Marshalltown Area Chamber of Commerce celebrates 115 years
The Marshalltown Area Chamber of Commerce named outgoing president Ken Anderson its Chairman’s Community Impact award recipient at its annual banquet Wednesday night.
Chamber members turned out to the Best Western Regency Inn for an evening of acknowledging accomplishments, looking toward goals and, of course, food. Speakers took the chance to reflect on the previous year’s accomplishments and look forward to new horizons and addressing new challenges.
One of the biggest changes this year was Anderson’s retirement, capping a 19-year career as chamber president at the end of May. Anderson said his being named the Chairman’s Community Impact recipient humbled him.
“I am proud to say the chamber is healthy,” Anderson said. “What you are going to do with the next one year, five years, 10 years? It’s not about me leaving.”
Lynn Olberding, chamber vice president, said she couldn’t express enough gratitude to Anderson, who has acted as a mentor to her.
The chamber named Mary Rund Chamber Person of the Year. Olberding said Rund was an obvious choice and that her dedication and attitude went beyond expectations.

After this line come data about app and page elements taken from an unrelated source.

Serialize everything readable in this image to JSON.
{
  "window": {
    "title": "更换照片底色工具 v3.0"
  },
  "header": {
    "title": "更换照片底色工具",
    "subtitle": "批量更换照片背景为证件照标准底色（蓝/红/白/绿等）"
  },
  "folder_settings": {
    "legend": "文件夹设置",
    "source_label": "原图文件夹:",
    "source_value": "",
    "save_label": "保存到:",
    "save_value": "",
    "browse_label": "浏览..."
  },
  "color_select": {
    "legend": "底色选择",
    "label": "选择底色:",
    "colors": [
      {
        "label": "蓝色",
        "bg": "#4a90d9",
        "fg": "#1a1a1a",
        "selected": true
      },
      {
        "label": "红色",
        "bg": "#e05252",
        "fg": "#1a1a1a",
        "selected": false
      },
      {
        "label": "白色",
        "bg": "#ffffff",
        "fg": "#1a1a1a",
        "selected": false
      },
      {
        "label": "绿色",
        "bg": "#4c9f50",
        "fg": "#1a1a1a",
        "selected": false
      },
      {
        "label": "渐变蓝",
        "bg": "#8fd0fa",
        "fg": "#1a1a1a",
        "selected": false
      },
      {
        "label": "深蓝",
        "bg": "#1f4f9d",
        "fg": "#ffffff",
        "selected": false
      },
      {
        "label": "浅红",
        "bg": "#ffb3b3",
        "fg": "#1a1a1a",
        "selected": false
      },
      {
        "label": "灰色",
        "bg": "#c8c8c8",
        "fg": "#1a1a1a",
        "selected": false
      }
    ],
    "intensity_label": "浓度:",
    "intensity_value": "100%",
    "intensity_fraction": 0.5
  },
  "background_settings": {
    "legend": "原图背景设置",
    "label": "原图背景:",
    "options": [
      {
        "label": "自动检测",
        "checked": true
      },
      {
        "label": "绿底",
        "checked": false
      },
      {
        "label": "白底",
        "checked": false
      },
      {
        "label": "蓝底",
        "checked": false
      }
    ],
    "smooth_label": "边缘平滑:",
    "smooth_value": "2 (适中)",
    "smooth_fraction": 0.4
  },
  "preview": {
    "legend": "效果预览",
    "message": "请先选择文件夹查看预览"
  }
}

But Rund was quick to chalk the chamber’s success over the past year to its members.
“It takes all the businesses in Marshalltown to make Marshalltown thrive,” Rund said.
Tom Deimerly, president of Marshall Economic Development Impact Committee, detailed some of MEDIC’s successes of the year, including securing Marshalltown as the site of the proposed Alliant plant, the 13th Street revitalization and the addition of a new call center.
Part of the MEDIC’s success comes from its ability to keep pushing forward with meeting the needs of its members once that business has the requisite workforce, Deimerly said. Science Technology Engineering and Math efforts have also ensured a well-equipped workforce in the future, he said.
Chamber chair Deb Borton and MEDIC chair Sharon Greer announced the formation of the Marshalltown Regional Partnership. Greer said the partnership is a way to accept Anderson’s challenge to continue looking forward and staying focused on the future.
“We need to be cheerleaders, not be negative,” Greer said.
Shannon Espenscheid, Marshalltown Convention & Visitors Bureau director, said 2012 was a good year for Marshalltown. It hosted 90 conventions and meetings and continued perennial events such as the barbecue competition and the Holiday Stroll. Then of course, there was RAGBRAI.
This year’s keynote speaker was Des Moines attorney Charlie Wittmack, who completed the World Triathlon in 2011. Wittmack biked, climbed and ran more than 10,000 miles in less than a year, spanning the globe from England’s River Thames to Mount Everest.
The banquet also played host to the graduation of the 2013 Iowa Valley Leadership class. The class chose a community project and presented Marshalltown City Council members Joel Greer and Leon Lamer with a check for $12,000 to help fund the Marshalltown Police Department’s K-9 unit project.
Marshalltown Police Chief Mike Tupper, who was among the program’s graduates, said the police department has now met its $60,000 goal to fund the replacement of K-9s Creasy, who died late last year, and Awol, who suffers from a degenerative muscle disorder.
Olberding said the chamber hosted several seminars in 2012, and its first annual Chamburrrr Scurry was well-attended; it cut 65 ribbons, and half its members sponsored an event last year.
The chamber recently renewed its accreditation with the U.S. Chamber of Commerce, renewing its four-star status indicating its position in the county’s top 1 percent, Olberding said. She echoed Deimerly’s sentiment that fostering economic stability is a long-term goal.
“It takes patience, planning and persistence,” she said.
This year’s banquet marked 115 years the chamber has been in existence.